_EXERCISE OBJECTIVE:_ Set the data down once more, in full and exactly.

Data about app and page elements
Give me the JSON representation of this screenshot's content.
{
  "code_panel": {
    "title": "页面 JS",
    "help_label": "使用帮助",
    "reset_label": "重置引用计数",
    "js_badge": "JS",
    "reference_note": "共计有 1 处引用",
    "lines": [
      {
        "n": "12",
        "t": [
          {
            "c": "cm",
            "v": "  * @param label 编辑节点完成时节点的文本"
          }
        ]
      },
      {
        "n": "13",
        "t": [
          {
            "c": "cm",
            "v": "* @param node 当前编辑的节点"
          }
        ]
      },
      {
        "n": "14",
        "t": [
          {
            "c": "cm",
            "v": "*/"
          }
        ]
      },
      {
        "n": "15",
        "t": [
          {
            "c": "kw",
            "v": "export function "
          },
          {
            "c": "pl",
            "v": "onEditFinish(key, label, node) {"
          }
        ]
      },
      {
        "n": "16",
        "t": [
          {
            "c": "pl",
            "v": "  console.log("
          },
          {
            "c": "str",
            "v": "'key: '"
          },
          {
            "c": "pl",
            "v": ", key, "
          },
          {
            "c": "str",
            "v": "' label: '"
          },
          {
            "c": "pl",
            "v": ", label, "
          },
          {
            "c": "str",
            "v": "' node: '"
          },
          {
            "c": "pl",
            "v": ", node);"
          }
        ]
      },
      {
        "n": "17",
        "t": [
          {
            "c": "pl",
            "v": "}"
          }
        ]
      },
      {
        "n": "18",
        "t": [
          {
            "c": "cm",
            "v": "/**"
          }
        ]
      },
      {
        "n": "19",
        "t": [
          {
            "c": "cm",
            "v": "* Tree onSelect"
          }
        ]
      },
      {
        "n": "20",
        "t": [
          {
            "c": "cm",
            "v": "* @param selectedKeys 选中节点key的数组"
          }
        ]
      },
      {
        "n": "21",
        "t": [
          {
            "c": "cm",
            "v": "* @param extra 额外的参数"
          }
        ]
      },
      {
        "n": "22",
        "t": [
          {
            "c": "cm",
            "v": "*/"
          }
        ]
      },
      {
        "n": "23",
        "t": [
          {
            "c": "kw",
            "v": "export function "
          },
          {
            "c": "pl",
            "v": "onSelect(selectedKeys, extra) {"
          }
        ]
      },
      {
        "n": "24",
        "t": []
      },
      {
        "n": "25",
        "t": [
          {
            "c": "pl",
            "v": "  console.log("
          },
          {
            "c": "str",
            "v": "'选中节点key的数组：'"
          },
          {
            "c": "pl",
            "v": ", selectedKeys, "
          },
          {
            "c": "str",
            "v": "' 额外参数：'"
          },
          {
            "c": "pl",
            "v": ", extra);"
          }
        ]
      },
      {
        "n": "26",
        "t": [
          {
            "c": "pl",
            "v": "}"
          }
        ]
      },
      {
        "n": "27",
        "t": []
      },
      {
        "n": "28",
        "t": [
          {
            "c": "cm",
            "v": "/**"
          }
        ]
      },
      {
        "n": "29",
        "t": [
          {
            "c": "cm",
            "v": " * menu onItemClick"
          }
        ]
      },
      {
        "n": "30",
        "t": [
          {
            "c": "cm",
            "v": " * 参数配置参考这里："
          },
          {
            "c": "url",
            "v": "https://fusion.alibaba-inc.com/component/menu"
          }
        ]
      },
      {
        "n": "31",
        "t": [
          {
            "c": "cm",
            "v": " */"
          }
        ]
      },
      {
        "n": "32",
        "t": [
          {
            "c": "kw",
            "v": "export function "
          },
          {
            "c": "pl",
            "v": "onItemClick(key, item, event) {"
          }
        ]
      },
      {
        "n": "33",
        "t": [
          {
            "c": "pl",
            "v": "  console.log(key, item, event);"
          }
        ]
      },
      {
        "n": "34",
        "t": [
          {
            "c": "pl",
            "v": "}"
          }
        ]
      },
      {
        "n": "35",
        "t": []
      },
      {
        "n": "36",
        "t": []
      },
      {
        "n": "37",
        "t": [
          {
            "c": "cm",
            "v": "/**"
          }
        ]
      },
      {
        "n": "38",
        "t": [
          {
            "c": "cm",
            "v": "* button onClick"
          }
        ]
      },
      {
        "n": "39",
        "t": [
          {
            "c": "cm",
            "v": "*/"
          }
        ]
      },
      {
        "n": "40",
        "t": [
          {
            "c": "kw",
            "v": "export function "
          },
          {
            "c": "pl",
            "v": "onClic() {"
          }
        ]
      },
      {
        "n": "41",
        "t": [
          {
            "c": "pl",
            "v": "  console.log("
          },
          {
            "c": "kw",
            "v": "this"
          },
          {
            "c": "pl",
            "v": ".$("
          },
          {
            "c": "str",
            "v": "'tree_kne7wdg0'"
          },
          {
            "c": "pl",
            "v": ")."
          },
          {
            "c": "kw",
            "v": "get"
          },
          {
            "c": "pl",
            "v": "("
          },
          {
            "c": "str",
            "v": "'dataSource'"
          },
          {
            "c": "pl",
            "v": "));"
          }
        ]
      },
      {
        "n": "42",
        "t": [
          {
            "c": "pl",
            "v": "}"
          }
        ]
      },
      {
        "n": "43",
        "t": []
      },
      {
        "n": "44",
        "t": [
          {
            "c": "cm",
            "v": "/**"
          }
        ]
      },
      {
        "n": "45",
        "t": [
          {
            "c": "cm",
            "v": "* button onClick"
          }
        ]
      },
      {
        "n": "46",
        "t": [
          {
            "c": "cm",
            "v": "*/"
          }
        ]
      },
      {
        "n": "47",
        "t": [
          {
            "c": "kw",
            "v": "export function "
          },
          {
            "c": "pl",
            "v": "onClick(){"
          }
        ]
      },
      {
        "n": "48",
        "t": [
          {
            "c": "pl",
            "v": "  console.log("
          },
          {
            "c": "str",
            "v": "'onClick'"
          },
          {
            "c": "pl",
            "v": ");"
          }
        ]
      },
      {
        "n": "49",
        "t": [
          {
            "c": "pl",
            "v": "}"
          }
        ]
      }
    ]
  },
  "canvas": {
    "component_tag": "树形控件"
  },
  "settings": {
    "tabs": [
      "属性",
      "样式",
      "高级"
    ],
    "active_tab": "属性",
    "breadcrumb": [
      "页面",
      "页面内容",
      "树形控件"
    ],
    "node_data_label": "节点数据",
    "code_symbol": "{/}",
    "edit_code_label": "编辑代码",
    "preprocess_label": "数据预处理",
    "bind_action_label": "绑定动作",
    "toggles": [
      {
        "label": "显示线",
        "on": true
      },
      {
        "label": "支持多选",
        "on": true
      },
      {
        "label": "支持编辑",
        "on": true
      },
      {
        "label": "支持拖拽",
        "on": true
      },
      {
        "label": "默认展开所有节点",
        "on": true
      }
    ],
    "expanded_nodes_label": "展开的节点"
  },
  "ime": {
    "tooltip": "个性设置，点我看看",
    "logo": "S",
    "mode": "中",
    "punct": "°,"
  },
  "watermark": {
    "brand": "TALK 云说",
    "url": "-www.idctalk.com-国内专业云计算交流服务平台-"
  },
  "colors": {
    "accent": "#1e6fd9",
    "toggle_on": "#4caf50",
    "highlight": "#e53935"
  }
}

_THE ANSWER:_
Give me the JSON representation of this screenshot's content.
{
  "code_panel": {
    "title": "页面 JS",
    "help_label": "使用帮助",
    "reset_label": "重置引用计数",
    "js_badge": "JS",
    "reference_note": "共计有 1 处引用",
    "lines": [
      {
        "n": "12",
        "t": [
          {
            "c": "cm",
            "v": "  * @param label 编辑节点完成时节点的文本"
          }
        ]
      },
      {
        "n": "13",
        "t": [
          {
            "c": "cm",
            "v": "* @param node 当前编辑的节点"
          }
        ]
      },
      {
        "n": "14",
        "t": [
          {
            "c": "cm",
            "v": "*/"
          }
        ]
      },
      {
        "n": "15",
        "t": [
          {
            "c": "kw",
            "v": "export function "
          },
          {
            "c": "pl",
            "v": "onEditFinish(key, label, node) {"
          }
        ]
      },
      {
        "n": "16",
        "t": [
          {
            "c": "pl",
            "v": "  console.log("
          },
          {
            "c": "str",
            "v": "'key: '"
          },
          {
            "c": "pl",
            "v": ", key, "
          },
          {
            "c": "str",
            "v": "' label: '"
          },
          {
            "c": "pl",
            "v": ", label, "
          },
          {
            "c": "str",
            "v": "' node: '"
          },
          {
            "c": "pl",
            "v": ", node);"
          }
        ]
      },
      {
        "n": "17",
        "t": [
          {
            "c": "pl",
            "v": "}"
          }
        ]
      },
      {
        "n": "18",
        "t": [
          {
            "c": "cm",
            "v": "/**"
          }
        ]
      },
      {
        "n": "19",
        "t": [
          {
            "c": "cm",
            "v": "* Tree onSelect"
          }
        ]
      },
      {
        "n": "20",
        "t": [
          {
            "c": "cm",
            "v": "* @param selectedKeys 选中节点key的数组"
          }
        ]
      },
      {
        "n": "21",
        "t": [
          {
            "c": "cm",
            "v": "* @param extra 额外的参数"
          }
        ]
      },
      {
        "n": "22",
        "t": [
          {
            "c": "cm",
            "v": "*/"
          }
        ]
      },
      {
        "n": "23",
        "t": [
          {
            "c": "kw",
            "v": "export function "
          },
          {
            "c": "pl",
            "v": "onSelect(selectedKeys, extra) {"
          }
        ]
      },
      {
        "n": "24",
        "t": []
      },
      {
        "n": "25",
        "t": [
          {
            "c": "pl",
            "v": "  console.log("
          },
          {
            "c": "str",
            "v": "'选中节点key的数组：'"
          },
          {
            "c": "pl",
            "v": ", selectedKeys, "
          },
          {
            "c": "str",
            "v": "' 额外参数：'"
          },
          {
            "c": "pl",
            "v": ", extra);"
          }
        ]
      },
      {
        "n": "26",
        "t": [
          {
            "c": "pl",
            "v": "}"
          }
        ]
      },
      {
        "n": "27",
        "t": []
      },
      {
        "n": "28",
        "t": [
          {
            "c": "cm",
            "v": "/**"
          }
        ]
      },
      {
        "n": "29",
        "t": [
          {
            "c": "cm",
            "v": " * menu onItemClick"
          }
        ]
      },
      {
        "n": "30",
        "t": [
          {
            "c": "cm",
            "v": " * 参数配置参考这里："
          },
          {
            "c": "url",
            "v": "https://fusion.alibaba-inc.com/component/menu"
          }
        ]
      },
      {
        "n": "31",
        "t": [
          {
            "c": "cm",
            "v": " */"
          }
        ]
      },
      {
        "n": "32",
        "t": [
          {
            "c": "kw",
            "v": "export function "
          },
          {
            "c": "pl",
            "v": "onItemClick(key, item, event) {"
          }
        ]
      },
      {
        "n": "33",
        "t": [
          {
            "c": "pl",
            "v": "  console.log(key, item, event);"
          }
        ]
      },
      {
        "n": "34",
        "t": [
          {
            "c": "pl",
            "v": "}"
          }
        ]
      },
      {
        "n": "35",
        "t": []
      },
      {
        "n": "36",
        "t": []
      },
      {
        "n": "37",
        "t": [
          {
            "c": "cm",
            "v": "/**"
          }
        ]
      },
      {
        "n": "38",
        "t": [
          {
            "c": "cm",
            "v": "* button onClick"
          }
        ]
      },
      {
        "n": "39",
        "t": [
          {
            "c": "cm",
            "v": "*/"
          }
        ]
      },
      {
        "n": "40",
        "t": [
          {
            "c": "kw",
            "v": "export function "
          },
          {
            "c": "pl",
            "v": "onClic() {"
          }
        ]
      },
      {
        "n": "41",
        "t": [
          {
            "c": "pl",
            "v": "  console.log("
          },
          {
            "c": "kw",
            "v": "this"
          },
          {
            "c": "pl",
            "v": ".$("
          },
          {
            "c": "str",
            "v": "'tree_kne7wdg0'"
          },
          {
            "c": "pl",
            "v": ")."
          },
          {
            "c": "kw",
            "v": "get"
          },
          {
            "c": "pl",
            "v": "("
          },
          {
            "c": "str",
            "v": "'dataSource'"
          },
          {
            "c": "pl",
            "v": "));"
          }
        ]
      },
      {
        "n": "42",
        "t": [
          {
            "c": "pl",
            "v": "}"
          }
        ]
      },
      {
        "n": "43",
        "t": []
      },
      {
        "n": "44",
        "t": [
          {
            "c": "cm",
            "v": "/**"
          }
        ]
      },
      {
        "n": "45",
        "t": [
          {
            "c": "cm",
            "v": "* button onClick"
          }
        ]
      },
      {
        "n": "46",
        "t": [
          {
            "c": "cm",
            "v": "*/"
          }
        ]
      },
      {
        "n": "47",
        "t": [
          {
            "c": "kw",
            "v": "export function "
          },
          {
            "c": "pl",
            "v": "onClick(){"
          }
        ]
      },
      {
        "n": "48",
        "t": [
          {
            "c": "pl",
            "v": "  console.log("
          },
          {
            "c": "str",
            "v": "'onClick'"
          },
          {
            "c": "pl",
            "v": ");"
          }
        ]
      },
      {
        "n": "49",
        "t": [
          {
            "c": "pl",
            "v": "}"
          }
        ]
      }
    ]
  },
  "canvas": {
    "component_tag": "树形控件"
  },
  "settings": {
    "tabs": [
      "属性",
      "样式",
      "高级"
    ],
    "active_tab": "属性",
    "breadcrumb": [
      "页面",
      "页面内容",
      "树形控件"
    ],
    "node_data_label": "节点数据",
    "code_symbol": "{/}",
    "edit_code_label": "编辑代码",
    "preprocess_label": "数据预处理",
    "bind_action_label": "绑定动作",
    "toggles": [
      {
        "label": "显示线",
        "on": true
      },
      {
        "label": "支持多选",
        "on": true
      },
      {
        "label": "支持编辑",
        "on": true
      },
      {
        "label": "支持拖拽",
        "on": true
      },
      {
        "label": "默认展开所有节点",
        "on": true
      }
    ],
    "expanded_nodes_label": "展开的节点"
  },
  "ime": {
    "tooltip": "个性设置，点我看看",
    "logo": "S",
    "mode": "中",
    "punct": "°,"
  },
  "watermark": {
    "brand": "TALK 云说",
    "url": "-www.idctalk.com-国内专业云计算交流服务平台-"
  },
  "colors": {
    "accent": "#1e6fd9",
    "toggle_on": "#4caf50",
    "highlight": "#e53935"
  }
}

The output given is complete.